In EU there are several privacy government organisations, but they have different focus on privacy issues.

Steps in case of data breach:
Secure proof
Look in the logging
Determine scope

A change of behaviour can indicate an identity theft.

The way of accessing data in the cloud is the weakest link.

In GDPR, the European Privacy Law, a penalty is used to let the company feel the pain instead of putting a company out of business.

GDPR is not applicable for dead persons. But there can be other laws which are applicable for dead persons.

Meet the expos

How to attract people to an expo? Goodies, free access, and talks.

Some Healthcare and ICT notes of me in random order
Anonymize pictures, determine objects of interest, and annotate them using smart software.

First step is vision and then involve stakeholders like care providers, health insurers, and suppliers.

Patient panel discovered that 60 % of the patients want a personal health environment.

Care providers like hospitals and doctors are stimulated. They get money on basis of results and not on actions taken.

Law of customer’s rights. E.g. A care provider should only get information which is needed for the care to be provided.

Misconfiguration is becoming the weakest point in defense.

Meet the meetups

010dev is a small meetup in Rotterdam. It has Dutch characteristics like gezellig (cosy) and Buy Own Drink. It is in a pub after all. Once in a whole while it is in a company.

During my meetups there are no lectures, but I still listened a lot. As a tester was I am able to follow the small talk and tech talk?

In a few hours a lot of subjects passed. Programming languages, projects, and new trends were discussed. Somehow I could understand bits and pieces. had a more traditional format for the meetup: free drinks, free meals, and free lectures.

I went to two meetups. The first one was abstract. It was about architecture. What are good guiding principles to set up a complex environment?

The second meetup was about vue.js. This was a challenging one. I had only basic knowledge about JavaScript and HTML. So I read some ebooks about vue.js which are based on these languages.

This talk was more understandable for me. The speaker shared some tips about vue.js.

How to speed up the performance by loading the needed content in 2 stages? First the necessary stuff was loaded for the web page. The rest followed while the user had a first impression of the page.

Looking under the hood

My blog has been made with WordPress. One day I was blogging and a conference in Rotterdam was announced in the dashboard.

There were some particular benefits: 25 Euro for a ticket including lunch, an environment friendly environment, meeting other WordPress users, short traveling distance.

As a tester I had not had a chance to attend a talk about accessibility. I honestly don’t understand this.

This conference offered more talks about this subject than I could process. I skipped the last ones.

Another interesting subject was security headers. It is possible to make WordPress secure. I was thinking that a header only contained some information.

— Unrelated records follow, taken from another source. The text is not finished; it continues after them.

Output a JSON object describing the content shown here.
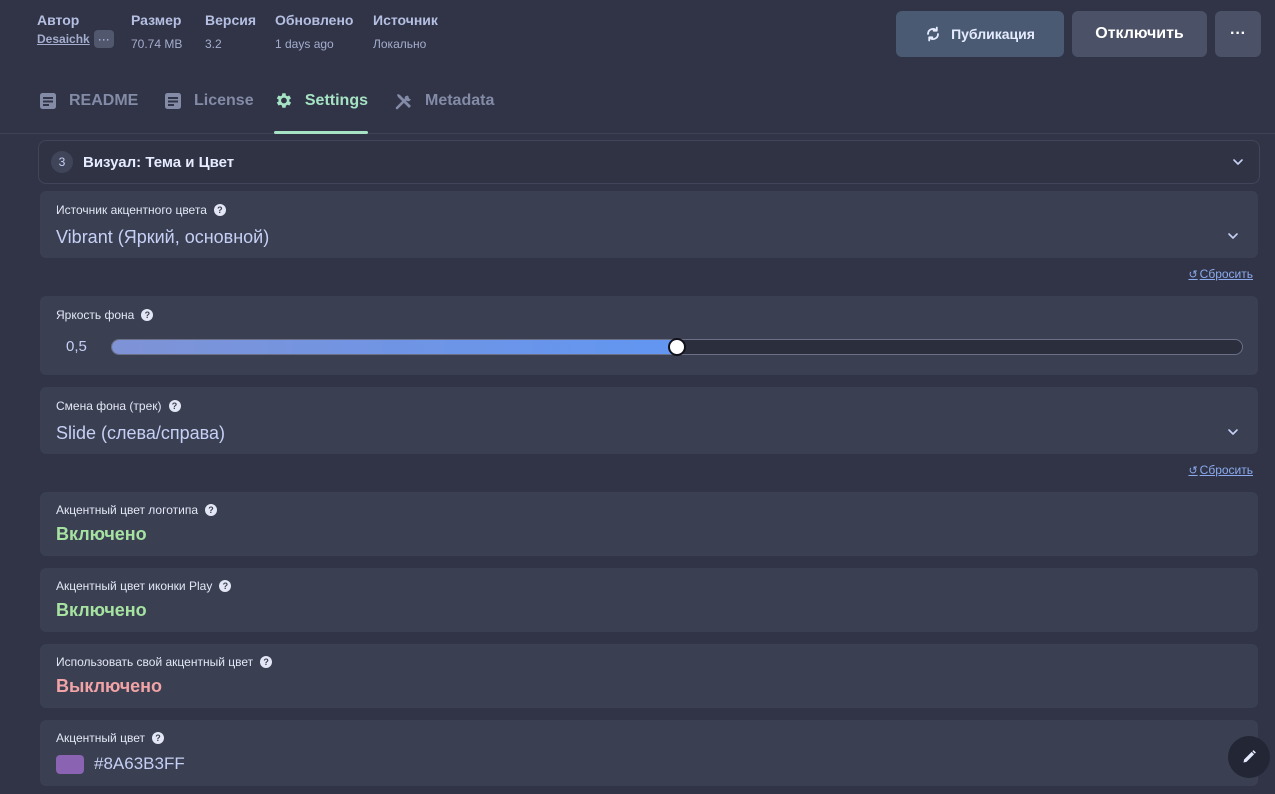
{
  "header": {
    "author_label": "Автор",
    "author_value": "Desaichk",
    "author_more": "···",
    "size_label": "Размер",
    "size_value": "70.74 MB",
    "version_label": "Версия",
    "version_value": "3.2",
    "updated_label": "Обновлено",
    "updated_value": "1 days ago",
    "source_label": "Источник",
    "source_value": "Локально",
    "publish_label": "Публикация",
    "disable_label": "Отключить",
    "more_label": "···"
  },
  "tabs": [
    {
      "label": "README",
      "icon": "readme-icon"
    },
    {
      "label": "License",
      "icon": "license-icon"
    },
    {
      "label": "Settings",
      "icon": "gear-icon"
    },
    {
      "label": "Metadata",
      "icon": "tools-icon"
    }
  ],
  "section": {
    "number": "3",
    "title": "Визуал: Тема и Цвет"
  },
  "fields": {
    "accent_source": {
      "label": "Источник акцентного цвета",
      "value": "Vibrant (Яркий, основной)"
    },
    "bg_brightness": {
      "label": "Яркость фона",
      "value_text": "0,5",
      "value": 0.5
    },
    "bg_change": {
      "label": "Смена фона (трек)",
      "value": "Slide (слева/справа)"
    },
    "logo_accent": {
      "label": "Акцентный цвет логотипа",
      "value": "Включено"
    },
    "play_accent": {
      "label": "Акцентный цвет иконки Play",
      "value": "Включено"
    },
    "custom_accent": {
      "label": "Использовать свой акцентный цвет",
      "value": "Выключено"
    },
    "accent_color": {
      "label": "Акцентный цвет",
      "value": "#8A63B3FF",
      "swatch": "#8a63b3"
    }
  },
  "reset_label": "Сбросить",
  "help_glyph": "?",
  "colors": {
    "accent_active": "#a6e3c4",
    "on": "#a6e3a1",
    "off": "#f2a3a6",
    "background": "#303446"
  }
}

For the interested reader have a look at my conference digest mind map.

Finishing thoughts

Retro: did I learn more than previous years?

But what did I pick up in those previous years?
Mostly subjects related to programming and law. Less about testing.

Just made me think.

On Twitter Trish Koo placed a thought provoking tweet. In order to become better in software development  you have to learn both testing and programming.